• _DATA TO PROCESS_
----
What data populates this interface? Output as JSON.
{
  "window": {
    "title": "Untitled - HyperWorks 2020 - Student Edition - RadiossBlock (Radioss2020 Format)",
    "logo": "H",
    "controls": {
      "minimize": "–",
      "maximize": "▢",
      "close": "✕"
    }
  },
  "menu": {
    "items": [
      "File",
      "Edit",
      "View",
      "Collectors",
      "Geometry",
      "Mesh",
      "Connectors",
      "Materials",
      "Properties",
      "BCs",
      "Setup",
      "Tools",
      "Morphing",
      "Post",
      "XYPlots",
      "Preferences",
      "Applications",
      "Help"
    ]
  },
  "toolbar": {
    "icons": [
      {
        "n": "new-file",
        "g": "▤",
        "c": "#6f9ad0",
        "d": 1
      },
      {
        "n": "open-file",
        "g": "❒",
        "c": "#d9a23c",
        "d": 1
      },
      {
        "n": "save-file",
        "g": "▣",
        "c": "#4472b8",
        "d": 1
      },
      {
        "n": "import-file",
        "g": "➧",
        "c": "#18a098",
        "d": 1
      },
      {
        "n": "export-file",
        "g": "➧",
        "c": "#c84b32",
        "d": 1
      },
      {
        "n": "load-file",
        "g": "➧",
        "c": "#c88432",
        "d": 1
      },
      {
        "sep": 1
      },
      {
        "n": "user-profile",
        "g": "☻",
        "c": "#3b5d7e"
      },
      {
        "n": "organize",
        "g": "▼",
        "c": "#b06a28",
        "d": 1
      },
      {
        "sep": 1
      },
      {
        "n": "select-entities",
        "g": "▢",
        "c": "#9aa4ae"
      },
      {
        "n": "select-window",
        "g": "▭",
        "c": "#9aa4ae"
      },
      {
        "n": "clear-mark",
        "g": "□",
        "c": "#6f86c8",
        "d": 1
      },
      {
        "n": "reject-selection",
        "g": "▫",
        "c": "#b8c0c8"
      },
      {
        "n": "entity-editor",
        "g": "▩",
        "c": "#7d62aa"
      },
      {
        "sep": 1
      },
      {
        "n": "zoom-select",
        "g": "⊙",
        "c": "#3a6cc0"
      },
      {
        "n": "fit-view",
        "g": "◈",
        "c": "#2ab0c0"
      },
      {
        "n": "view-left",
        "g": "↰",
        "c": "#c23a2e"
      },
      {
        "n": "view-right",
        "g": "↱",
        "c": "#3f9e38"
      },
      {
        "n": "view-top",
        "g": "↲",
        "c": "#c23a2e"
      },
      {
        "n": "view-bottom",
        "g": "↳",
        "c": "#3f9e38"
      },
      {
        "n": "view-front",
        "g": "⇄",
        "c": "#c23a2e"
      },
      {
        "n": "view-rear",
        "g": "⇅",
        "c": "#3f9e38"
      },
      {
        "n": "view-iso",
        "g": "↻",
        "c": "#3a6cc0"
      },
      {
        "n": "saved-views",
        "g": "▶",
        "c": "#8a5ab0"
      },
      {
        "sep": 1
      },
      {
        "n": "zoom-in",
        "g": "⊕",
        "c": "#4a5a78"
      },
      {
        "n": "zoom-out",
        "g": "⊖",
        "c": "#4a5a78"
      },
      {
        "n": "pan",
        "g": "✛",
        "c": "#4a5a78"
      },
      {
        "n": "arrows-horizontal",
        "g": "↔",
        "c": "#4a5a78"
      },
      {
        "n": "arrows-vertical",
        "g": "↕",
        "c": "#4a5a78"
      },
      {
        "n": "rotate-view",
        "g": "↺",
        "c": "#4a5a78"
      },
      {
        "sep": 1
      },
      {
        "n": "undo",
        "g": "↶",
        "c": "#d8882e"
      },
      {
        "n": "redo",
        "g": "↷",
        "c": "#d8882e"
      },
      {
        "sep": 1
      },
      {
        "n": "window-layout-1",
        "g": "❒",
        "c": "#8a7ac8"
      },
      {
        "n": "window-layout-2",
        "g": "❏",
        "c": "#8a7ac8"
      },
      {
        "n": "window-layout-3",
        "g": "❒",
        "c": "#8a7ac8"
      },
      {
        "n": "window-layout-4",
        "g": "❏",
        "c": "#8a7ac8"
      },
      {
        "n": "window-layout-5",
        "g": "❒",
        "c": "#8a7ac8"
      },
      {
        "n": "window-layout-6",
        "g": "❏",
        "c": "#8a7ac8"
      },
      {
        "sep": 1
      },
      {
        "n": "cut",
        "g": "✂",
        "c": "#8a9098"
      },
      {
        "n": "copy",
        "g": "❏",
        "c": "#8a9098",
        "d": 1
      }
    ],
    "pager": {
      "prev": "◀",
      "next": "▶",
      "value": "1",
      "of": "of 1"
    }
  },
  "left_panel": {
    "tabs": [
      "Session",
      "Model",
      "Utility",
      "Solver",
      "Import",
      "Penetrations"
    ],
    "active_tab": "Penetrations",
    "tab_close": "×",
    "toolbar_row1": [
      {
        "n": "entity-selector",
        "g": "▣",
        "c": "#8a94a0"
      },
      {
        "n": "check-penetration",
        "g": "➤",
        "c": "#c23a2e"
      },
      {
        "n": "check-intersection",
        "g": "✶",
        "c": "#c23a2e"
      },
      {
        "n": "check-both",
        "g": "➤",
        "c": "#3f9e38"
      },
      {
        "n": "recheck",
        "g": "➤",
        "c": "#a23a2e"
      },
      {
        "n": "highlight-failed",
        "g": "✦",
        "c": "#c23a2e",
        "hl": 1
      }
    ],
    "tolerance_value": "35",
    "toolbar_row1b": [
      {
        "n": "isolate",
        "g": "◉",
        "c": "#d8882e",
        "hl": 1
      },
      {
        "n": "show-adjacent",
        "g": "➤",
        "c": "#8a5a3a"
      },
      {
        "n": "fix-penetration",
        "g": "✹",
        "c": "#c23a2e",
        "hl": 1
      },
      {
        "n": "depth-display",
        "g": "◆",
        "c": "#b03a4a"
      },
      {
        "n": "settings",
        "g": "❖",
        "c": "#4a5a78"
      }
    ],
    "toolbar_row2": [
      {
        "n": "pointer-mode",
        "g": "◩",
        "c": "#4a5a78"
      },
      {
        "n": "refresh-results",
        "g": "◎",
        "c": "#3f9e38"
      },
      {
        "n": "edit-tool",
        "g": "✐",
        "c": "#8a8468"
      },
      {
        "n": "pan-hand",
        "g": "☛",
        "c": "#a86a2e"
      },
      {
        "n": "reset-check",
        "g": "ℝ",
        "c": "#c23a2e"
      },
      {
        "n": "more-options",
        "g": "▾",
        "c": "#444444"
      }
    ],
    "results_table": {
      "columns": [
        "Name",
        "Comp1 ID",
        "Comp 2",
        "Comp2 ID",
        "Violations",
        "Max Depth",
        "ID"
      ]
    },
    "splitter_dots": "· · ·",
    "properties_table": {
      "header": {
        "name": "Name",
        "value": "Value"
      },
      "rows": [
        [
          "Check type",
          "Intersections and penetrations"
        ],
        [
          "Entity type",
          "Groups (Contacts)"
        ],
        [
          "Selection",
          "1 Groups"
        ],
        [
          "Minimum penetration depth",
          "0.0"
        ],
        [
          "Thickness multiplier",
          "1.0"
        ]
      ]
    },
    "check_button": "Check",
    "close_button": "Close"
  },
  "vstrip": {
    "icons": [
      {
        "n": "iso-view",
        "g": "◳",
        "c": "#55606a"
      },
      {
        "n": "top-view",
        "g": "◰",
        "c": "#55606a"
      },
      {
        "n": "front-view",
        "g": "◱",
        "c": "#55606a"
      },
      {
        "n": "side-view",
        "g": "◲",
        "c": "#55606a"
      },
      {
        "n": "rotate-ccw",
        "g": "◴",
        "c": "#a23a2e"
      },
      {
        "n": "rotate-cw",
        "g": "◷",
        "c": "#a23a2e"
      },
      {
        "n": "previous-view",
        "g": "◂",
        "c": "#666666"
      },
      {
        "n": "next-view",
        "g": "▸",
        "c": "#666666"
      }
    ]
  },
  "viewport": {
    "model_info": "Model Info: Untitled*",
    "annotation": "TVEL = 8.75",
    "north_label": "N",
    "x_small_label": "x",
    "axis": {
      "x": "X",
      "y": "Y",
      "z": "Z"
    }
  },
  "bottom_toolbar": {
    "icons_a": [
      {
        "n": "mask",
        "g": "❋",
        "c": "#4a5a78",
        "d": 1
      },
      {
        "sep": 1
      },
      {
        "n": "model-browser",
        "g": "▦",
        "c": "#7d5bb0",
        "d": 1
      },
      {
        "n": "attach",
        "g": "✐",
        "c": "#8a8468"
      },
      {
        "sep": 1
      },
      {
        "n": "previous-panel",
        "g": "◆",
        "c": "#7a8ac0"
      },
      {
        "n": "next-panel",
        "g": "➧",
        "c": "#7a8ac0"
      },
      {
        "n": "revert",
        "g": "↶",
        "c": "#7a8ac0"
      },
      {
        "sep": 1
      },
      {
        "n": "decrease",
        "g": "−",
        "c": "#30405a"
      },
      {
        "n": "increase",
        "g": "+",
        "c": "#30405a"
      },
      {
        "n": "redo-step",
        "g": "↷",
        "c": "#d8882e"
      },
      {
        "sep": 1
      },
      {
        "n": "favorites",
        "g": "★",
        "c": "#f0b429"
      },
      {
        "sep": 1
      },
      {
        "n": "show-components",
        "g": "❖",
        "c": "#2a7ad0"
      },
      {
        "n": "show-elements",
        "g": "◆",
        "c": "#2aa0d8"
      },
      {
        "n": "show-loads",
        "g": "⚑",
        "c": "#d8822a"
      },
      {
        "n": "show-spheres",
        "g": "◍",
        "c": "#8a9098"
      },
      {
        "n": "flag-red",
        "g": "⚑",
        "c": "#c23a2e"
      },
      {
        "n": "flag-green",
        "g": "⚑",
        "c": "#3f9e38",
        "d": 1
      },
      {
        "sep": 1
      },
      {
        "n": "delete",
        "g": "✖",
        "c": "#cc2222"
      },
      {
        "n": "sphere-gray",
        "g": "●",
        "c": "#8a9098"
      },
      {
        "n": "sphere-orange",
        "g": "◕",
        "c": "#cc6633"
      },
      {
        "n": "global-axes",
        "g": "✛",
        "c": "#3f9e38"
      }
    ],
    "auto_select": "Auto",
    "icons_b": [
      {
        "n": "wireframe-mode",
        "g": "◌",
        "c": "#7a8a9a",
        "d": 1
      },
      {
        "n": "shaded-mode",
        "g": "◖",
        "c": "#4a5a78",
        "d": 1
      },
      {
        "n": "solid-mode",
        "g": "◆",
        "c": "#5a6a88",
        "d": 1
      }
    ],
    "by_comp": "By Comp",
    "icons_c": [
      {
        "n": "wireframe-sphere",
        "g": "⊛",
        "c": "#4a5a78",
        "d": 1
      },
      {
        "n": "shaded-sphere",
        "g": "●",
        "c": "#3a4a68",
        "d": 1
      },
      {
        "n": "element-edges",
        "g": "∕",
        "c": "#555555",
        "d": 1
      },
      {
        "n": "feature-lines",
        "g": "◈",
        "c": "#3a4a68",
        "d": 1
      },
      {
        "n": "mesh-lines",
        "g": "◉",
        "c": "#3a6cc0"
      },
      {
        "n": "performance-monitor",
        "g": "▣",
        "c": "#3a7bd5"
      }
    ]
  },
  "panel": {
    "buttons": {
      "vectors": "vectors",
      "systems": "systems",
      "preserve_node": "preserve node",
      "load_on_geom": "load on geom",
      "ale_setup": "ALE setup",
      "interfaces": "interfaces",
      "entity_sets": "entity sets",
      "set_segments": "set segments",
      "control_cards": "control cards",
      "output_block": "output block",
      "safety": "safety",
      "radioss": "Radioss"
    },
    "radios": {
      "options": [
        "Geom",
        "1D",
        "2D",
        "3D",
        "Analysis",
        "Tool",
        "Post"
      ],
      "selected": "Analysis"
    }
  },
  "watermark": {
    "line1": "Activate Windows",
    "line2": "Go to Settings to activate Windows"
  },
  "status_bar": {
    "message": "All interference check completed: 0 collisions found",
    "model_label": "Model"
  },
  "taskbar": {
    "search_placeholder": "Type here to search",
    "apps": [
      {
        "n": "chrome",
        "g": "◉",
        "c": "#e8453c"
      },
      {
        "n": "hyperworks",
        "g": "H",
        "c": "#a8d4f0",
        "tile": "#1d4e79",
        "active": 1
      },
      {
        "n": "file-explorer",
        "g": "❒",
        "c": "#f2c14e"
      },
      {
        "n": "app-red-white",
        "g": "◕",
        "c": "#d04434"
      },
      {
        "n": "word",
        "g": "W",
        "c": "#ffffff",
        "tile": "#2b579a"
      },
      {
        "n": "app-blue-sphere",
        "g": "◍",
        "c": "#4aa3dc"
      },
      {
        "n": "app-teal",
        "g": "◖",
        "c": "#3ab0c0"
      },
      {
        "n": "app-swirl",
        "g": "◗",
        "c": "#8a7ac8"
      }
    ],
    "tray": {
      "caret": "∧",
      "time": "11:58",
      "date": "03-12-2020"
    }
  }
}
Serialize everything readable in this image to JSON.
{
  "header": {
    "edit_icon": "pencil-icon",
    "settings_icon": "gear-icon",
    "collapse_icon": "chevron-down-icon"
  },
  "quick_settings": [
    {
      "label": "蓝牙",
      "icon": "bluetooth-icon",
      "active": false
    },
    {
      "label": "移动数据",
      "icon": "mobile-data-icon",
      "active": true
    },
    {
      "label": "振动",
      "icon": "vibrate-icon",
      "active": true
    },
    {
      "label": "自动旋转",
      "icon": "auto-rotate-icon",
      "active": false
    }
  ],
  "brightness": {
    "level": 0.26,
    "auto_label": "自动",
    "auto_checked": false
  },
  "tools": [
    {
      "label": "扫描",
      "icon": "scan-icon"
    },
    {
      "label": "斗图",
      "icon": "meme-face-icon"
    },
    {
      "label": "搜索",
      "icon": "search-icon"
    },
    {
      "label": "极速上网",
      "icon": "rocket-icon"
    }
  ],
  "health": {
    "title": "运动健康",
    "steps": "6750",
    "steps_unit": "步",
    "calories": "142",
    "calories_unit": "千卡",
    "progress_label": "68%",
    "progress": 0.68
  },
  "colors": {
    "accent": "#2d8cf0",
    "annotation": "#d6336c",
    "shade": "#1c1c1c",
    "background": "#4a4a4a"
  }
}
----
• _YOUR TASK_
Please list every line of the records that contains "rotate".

• _TASK SOLUTION_
        "n": "rotate-view",
        "n": "rotate-ccw",
        "n": "rotate-cw",
      "icon": "auto-rotate-icon",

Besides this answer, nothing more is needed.